#### [WORK INSTRUCTIONS]
Would you please write out the records below exactly as they appear?

#### [GIVEN DATA]
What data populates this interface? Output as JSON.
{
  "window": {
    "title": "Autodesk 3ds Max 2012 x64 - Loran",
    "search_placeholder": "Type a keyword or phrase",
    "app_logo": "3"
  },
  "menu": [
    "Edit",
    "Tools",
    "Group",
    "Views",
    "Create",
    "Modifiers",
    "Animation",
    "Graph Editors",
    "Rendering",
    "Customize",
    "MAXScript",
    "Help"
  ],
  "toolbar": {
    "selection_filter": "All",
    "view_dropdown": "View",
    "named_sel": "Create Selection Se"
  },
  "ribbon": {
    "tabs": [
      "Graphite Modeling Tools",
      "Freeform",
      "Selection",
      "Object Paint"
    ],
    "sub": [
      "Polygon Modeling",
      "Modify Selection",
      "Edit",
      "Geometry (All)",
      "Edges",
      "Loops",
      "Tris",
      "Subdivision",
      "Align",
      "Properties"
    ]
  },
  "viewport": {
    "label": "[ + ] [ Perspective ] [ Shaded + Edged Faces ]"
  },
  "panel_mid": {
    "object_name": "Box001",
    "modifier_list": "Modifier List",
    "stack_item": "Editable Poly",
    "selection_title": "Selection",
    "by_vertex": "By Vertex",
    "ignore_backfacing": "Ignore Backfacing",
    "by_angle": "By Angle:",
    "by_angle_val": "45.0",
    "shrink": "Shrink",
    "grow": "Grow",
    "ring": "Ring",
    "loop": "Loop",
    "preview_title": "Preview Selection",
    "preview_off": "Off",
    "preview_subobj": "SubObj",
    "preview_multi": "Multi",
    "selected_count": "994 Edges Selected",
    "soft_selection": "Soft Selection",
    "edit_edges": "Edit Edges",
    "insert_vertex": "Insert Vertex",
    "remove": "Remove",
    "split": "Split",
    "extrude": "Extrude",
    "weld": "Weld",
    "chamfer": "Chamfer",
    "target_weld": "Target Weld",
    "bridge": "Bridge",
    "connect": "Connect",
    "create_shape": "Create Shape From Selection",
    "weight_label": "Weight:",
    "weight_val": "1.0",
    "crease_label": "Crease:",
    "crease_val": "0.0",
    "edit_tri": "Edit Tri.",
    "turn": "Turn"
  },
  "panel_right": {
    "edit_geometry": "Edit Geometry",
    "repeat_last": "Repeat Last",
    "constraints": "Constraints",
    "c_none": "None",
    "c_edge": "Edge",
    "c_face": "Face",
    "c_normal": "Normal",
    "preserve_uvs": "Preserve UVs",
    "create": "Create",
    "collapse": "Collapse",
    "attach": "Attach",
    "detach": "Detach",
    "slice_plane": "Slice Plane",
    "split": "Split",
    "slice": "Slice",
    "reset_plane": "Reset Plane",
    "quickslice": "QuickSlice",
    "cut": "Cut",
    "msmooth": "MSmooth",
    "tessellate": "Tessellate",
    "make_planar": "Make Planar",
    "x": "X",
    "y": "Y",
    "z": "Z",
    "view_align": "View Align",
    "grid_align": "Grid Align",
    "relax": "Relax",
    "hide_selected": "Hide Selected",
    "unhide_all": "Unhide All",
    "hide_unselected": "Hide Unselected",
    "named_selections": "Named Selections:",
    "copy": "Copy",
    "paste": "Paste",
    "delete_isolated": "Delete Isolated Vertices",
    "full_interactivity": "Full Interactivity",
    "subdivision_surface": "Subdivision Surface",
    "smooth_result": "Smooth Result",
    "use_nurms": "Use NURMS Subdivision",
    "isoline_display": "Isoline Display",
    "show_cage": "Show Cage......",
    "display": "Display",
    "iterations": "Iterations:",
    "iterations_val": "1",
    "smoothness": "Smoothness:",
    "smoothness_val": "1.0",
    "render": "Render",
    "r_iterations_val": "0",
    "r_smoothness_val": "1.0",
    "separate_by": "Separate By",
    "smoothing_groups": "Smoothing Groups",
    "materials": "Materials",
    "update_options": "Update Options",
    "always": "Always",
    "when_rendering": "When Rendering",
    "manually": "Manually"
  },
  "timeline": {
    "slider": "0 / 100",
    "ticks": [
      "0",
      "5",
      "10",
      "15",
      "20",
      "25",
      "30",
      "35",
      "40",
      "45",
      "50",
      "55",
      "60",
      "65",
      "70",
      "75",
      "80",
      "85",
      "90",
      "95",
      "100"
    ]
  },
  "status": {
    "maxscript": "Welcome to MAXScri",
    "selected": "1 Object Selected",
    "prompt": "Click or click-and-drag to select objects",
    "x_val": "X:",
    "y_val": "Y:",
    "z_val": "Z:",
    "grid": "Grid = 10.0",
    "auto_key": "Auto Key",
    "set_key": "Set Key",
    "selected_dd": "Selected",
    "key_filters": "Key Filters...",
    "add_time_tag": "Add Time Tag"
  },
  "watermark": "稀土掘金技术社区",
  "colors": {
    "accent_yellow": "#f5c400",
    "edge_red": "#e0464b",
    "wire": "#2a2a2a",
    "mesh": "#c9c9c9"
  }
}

#### [ANSWER SPACE]
What data populates this interface? Output as JSON.
{
  "window": {
    "title": "Autodesk 3ds Max 2012 x64 - Loran",
    "search_placeholder": "Type a keyword or phrase",
    "app_logo": "3"
  },
  "menu": [
    "Edit",
    "Tools",
    "Group",
    "Views",
    "Create",
    "Modifiers",
    "Animation",
    "Graph Editors",
    "Rendering",
    "Customize",
    "MAXScript",
    "Help"
  ],
  "toolbar": {
    "selection_filter": "All",
    "view_dropdown": "View",
    "named_sel": "Create Selection Se"
  },
  "ribbon": {
    "tabs": [
      "Graphite Modeling Tools",
      "Freeform",
      "Selection",
      "Object Paint"
    ],
    "sub": [
      "Polygon Modeling",
      "Modify Selection",
      "Edit",
      "Geometry (All)",
      "Edges",
      "Loops",
      "Tris",
      "Subdivision",
      "Align",
      "Properties"
    ]
  },
  "viewport": {
    "label": "[ + ] [ Perspective ] [ Shaded + Edged Faces ]"
  },
  "panel_mid": {
    "object_name": "Box001",
    "modifier_list": "Modifier List",
    "stack_item": "Editable Poly",
    "selection_title": "Selection",
    "by_vertex": "By Vertex",
    "ignore_backfacing": "Ignore Backfacing",
    "by_angle": "By Angle:",
    "by_angle_val": "45.0",
    "shrink": "Shrink",
    "grow": "Grow",
    "ring": "Ring",
    "loop": "Loop",
    "preview_title": "Preview Selection",
    "preview_off": "Off",
    "preview_subobj": "SubObj",
    "preview_multi": "Multi",
    "selected_count": "994 Edges Selected",
    "soft_selection": "Soft Selection",
    "edit_edges": "Edit Edges",
    "insert_vertex": "Insert Vertex",
    "remove": "Remove",
    "split": "Split",
    "extrude": "Extrude",
    "weld": "Weld",
    "chamfer": "Chamfer",
    "target_weld": "Target Weld",
    "bridge": "Bridge",
    "connect": "Connect",
    "create_shape": "Create Shape From Selection",
    "weight_label": "Weight:",
    "weight_val": "1.0",
    "crease_label": "Crease:",
    "crease_val": "0.0",
    "edit_tri": "Edit Tri.",
    "turn": "Turn"
  },
  "panel_right": {
    "edit_geometry": "Edit Geometry",
    "repeat_last": "Repeat Last",
    "constraints": "Constraints",
    "c_none": "None",
    "c_edge": "Edge",
    "c_face": "Face",
    "c_normal": "Normal",
    "preserve_uvs": "Preserve UVs",
    "create": "Create",
    "collapse": "Collapse",
    "attach": "Attach",
    "detach": "Detach",
    "slice_plane": "Slice Plane",
    "split": "Split",
    "slice": "Slice",
    "reset_plane": "Reset Plane",
    "quickslice": "QuickSlice",
    "cut": "Cut",
    "msmooth": "MSmooth",
    "tessellate": "Tessellate",
    "make_planar": "Make Planar",
    "x": "X",
    "y": "Y",
    "z": "Z",
    "view_align": "View Align",
    "grid_align": "Grid Align",
    "relax": "Relax",
    "hide_selected": "Hide Selected",
    "unhide_all": "Unhide All",
    "hide_unselected": "Hide Unselected",
    "named_selections": "Named Selections:",
    "copy": "Copy",
    "paste": "Paste",
    "delete_isolated": "Delete Isolated Vertices",
    "full_interactivity": "Full Interactivity",
    "subdivision_surface": "Subdivision Surface",
    "smooth_result": "Smooth Result",
    "use_nurms": "Use NURMS Subdivision",
    "isoline_display": "Isoline Display",
    "show_cage": "Show Cage......",
    "display": "Display",
    "iterations": "Iterations:",
    "iterations_val": "1",
    "smoothness": "Smoothness:",
    "smoothness_val": "1.0",
    "render": "Render",
    "r_iterations_val": "0",
    "r_smoothness_val": "1.0",
    "separate_by": "Separate By",
    "smoothing_groups": "Smoothing Groups",
    "materials": "Materials",
    "update_options": "Update Options",
    "always": "Always",
    "when_rendering": "When Rendering",
    "manually": "Manually"
  },
  "timeline": {
    "slider": "0 / 100",
    "ticks": [
      "0",
      "5",
      "10",
      "15",
      "20",
      "25",
      "30",
      "35",
      "40",
      "45",
      "50",
      "55",
      "60",
      "65",
      "70",
      "75",
      "80",
      "85",
      "90",
      "95",
      "100"
    ]
  },
  "status": {
    "maxscript": "Welcome to MAXScri",
    "selected": "1 Object Selected",
    "prompt": "Click or click-and-drag to select objects",
    "x_val": "X:",
    "y_val": "Y:",
    "z_val": "Z:",
    "grid": "Grid = 10.0",
    "auto_key": "Auto Key",
    "set_key": "Set Key",
    "selected_dd": "Selected",
    "key_filters": "Key Filters...",
    "add_time_tag": "Add Time Tag"
  },
  "watermark": "稀土掘金技术社区",
  "colors": {
    "accent_yellow": "#f5c400",
    "edge_red": "#e0464b",
    "wire": "#2a2a2a",
    "mesh": "#c9c9c9"
  }
}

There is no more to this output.